A failed root canal procedure is one in which the dentist has failed to remove all the dead or diseased tissue from an infected tooth. Root canals are treatments for infections that affect the root or pulp of the tooth. Infections result in pain, dead tissue or even abscesses. In root canal treatment, also called endodontic treatment, the dentist cleans out the canal to remove the infected tissue. Root canal problems occur when the procedure has not fully removed the diseased tissue or when a route has been left open through which infection can return.
Getting a root canal usually eradicates the infection and saves the tooth. When a root canal procedure fails, however, it usually means that the dentist has missed an extra canal in the tooth. Some teeth are expected to have only one canal when, in some patients, those teeth actually have two. Another reason why a root canal procedure may be unsuccessful is that a tooth may have an intricate canal structure deep inside the pulp, which the dentist either misses or is unable to reach with his or her instruments.
A failed root canal can also be the result of an accident during the procedure, in which a dental instrument breaks and becomes stuck in the canal. Structural irregularities, such as curves, ledges or obstructions, can make it difficult for a dentist to completely eliminate the infected tissue. Another cause of root canal complications is when a crack develops in the root of a tooth and the canal cannot be sealed against subsequent re-infection.
One of the most obvious symptoms of a failed root canal are inflamed gums around the tooth, signifying continuing bacterial infection and decay. Other symptoms of a failed root canal include throbbing pain that gets worse, sensitivity that grows more acute, and the seepage of fluid from around the tooth. Sometimes, however, a failed root canal causes no discernible symptoms, which is why patients should seek follow-up examinations from their dentists, including x-rays.
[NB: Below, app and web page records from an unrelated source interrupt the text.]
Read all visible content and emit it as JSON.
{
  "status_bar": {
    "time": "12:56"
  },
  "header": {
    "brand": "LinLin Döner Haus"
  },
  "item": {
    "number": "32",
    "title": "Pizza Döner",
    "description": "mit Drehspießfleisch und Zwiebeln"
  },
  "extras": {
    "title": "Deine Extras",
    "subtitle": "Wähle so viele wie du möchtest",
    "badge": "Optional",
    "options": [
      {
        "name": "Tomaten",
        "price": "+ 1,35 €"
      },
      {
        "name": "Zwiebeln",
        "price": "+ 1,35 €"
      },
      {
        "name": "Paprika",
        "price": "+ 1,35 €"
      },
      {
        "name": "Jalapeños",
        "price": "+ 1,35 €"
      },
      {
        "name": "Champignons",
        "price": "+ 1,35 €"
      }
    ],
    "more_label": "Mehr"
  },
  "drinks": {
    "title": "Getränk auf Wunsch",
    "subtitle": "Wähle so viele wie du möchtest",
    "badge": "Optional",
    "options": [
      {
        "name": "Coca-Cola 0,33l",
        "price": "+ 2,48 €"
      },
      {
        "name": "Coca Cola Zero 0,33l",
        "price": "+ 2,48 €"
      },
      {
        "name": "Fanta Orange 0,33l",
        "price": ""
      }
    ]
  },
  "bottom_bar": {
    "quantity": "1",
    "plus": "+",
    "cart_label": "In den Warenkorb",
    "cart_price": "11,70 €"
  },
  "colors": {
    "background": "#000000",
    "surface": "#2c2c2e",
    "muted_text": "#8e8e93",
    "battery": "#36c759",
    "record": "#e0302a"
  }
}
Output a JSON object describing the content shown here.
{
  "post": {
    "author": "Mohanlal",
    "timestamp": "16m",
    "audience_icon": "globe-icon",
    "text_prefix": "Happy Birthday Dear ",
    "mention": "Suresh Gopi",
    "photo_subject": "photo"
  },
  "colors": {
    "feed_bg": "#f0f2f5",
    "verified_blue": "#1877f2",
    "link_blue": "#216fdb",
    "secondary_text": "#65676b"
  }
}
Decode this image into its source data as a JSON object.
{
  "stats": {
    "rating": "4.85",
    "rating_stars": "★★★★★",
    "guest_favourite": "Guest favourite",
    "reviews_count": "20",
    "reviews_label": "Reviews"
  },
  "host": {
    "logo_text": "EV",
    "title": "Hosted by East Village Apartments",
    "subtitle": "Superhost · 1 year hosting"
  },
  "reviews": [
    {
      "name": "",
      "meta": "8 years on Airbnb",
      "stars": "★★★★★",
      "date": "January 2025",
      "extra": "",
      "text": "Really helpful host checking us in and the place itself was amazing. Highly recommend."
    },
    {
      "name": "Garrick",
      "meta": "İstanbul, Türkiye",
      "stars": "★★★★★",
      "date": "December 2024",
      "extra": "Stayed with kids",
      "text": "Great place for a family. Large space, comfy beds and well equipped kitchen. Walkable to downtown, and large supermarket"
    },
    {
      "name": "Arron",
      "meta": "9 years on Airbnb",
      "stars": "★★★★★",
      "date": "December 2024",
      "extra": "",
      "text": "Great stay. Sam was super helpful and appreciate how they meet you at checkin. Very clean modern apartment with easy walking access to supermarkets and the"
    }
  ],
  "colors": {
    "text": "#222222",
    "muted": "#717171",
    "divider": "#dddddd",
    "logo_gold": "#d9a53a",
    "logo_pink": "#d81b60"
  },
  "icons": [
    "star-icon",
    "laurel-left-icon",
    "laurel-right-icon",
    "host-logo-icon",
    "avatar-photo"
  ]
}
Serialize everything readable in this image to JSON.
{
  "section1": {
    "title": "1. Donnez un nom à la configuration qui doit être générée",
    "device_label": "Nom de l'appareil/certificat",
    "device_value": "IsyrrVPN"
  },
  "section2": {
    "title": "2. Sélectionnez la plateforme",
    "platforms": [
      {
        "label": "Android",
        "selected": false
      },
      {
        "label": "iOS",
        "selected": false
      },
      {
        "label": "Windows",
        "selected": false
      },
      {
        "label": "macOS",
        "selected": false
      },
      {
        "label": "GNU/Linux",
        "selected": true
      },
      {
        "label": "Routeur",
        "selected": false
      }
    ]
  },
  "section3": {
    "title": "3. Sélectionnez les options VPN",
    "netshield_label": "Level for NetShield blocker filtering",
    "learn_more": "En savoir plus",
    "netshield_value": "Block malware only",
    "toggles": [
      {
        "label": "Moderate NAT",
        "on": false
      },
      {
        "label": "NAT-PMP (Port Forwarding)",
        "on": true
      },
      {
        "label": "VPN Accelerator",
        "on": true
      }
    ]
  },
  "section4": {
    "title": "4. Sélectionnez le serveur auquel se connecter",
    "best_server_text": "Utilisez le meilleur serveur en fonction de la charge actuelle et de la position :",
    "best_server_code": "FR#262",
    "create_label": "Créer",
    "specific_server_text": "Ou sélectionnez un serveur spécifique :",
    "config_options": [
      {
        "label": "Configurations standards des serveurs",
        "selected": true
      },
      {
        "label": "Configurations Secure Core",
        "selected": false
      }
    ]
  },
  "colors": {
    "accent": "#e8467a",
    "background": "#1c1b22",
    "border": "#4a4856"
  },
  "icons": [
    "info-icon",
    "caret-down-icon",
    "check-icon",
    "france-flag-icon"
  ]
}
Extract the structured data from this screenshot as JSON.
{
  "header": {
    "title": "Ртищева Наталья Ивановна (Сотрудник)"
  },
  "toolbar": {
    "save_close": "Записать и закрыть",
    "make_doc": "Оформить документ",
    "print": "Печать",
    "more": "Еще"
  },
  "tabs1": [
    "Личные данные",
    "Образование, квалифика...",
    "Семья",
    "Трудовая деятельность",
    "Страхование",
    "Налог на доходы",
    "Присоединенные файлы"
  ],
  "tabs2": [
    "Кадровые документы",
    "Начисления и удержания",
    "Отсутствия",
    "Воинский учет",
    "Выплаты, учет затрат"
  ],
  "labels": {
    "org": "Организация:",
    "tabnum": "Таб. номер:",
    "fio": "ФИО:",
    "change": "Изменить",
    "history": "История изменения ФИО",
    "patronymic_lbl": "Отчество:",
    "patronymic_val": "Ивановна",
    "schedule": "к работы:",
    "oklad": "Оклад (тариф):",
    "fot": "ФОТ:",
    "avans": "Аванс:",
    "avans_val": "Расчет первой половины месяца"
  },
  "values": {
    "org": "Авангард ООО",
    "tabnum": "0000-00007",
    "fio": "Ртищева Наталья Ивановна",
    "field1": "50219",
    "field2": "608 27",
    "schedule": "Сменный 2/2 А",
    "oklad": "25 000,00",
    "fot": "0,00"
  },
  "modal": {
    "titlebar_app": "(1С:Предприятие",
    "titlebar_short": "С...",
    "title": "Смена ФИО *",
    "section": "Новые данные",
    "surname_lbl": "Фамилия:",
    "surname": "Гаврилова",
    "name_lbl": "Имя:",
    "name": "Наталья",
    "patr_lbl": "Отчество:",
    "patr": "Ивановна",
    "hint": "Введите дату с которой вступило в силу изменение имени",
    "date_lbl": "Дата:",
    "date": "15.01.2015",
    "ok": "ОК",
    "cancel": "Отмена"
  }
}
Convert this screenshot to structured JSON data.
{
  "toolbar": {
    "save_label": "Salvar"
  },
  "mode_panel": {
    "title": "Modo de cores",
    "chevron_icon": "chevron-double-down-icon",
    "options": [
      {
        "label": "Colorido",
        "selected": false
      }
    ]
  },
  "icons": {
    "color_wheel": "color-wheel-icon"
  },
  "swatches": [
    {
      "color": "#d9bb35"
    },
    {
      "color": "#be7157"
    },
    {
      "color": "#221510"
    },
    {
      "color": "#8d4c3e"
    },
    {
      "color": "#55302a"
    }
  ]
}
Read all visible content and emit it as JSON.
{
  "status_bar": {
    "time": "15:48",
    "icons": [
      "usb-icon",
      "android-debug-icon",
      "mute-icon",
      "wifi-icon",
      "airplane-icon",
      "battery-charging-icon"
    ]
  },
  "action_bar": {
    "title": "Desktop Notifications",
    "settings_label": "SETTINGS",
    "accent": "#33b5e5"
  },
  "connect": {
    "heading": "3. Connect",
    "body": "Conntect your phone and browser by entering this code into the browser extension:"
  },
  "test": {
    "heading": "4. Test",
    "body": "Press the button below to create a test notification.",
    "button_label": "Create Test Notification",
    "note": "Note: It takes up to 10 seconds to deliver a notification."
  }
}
When a patient notices symptoms of a failed root canal, he or she should seek treatment as soon as possible. One solution is for the dentist to remove the old filling material, perform a new root canal procedure and get a better seal. Another option is for an oral surgeon to perform root canal surgery, which usually involves apicoectomy, a procedure in which the surgeon cuts the tips off the roots of an infected tooth. Sometimes root amputation must be performed, where a root has to be completely removed.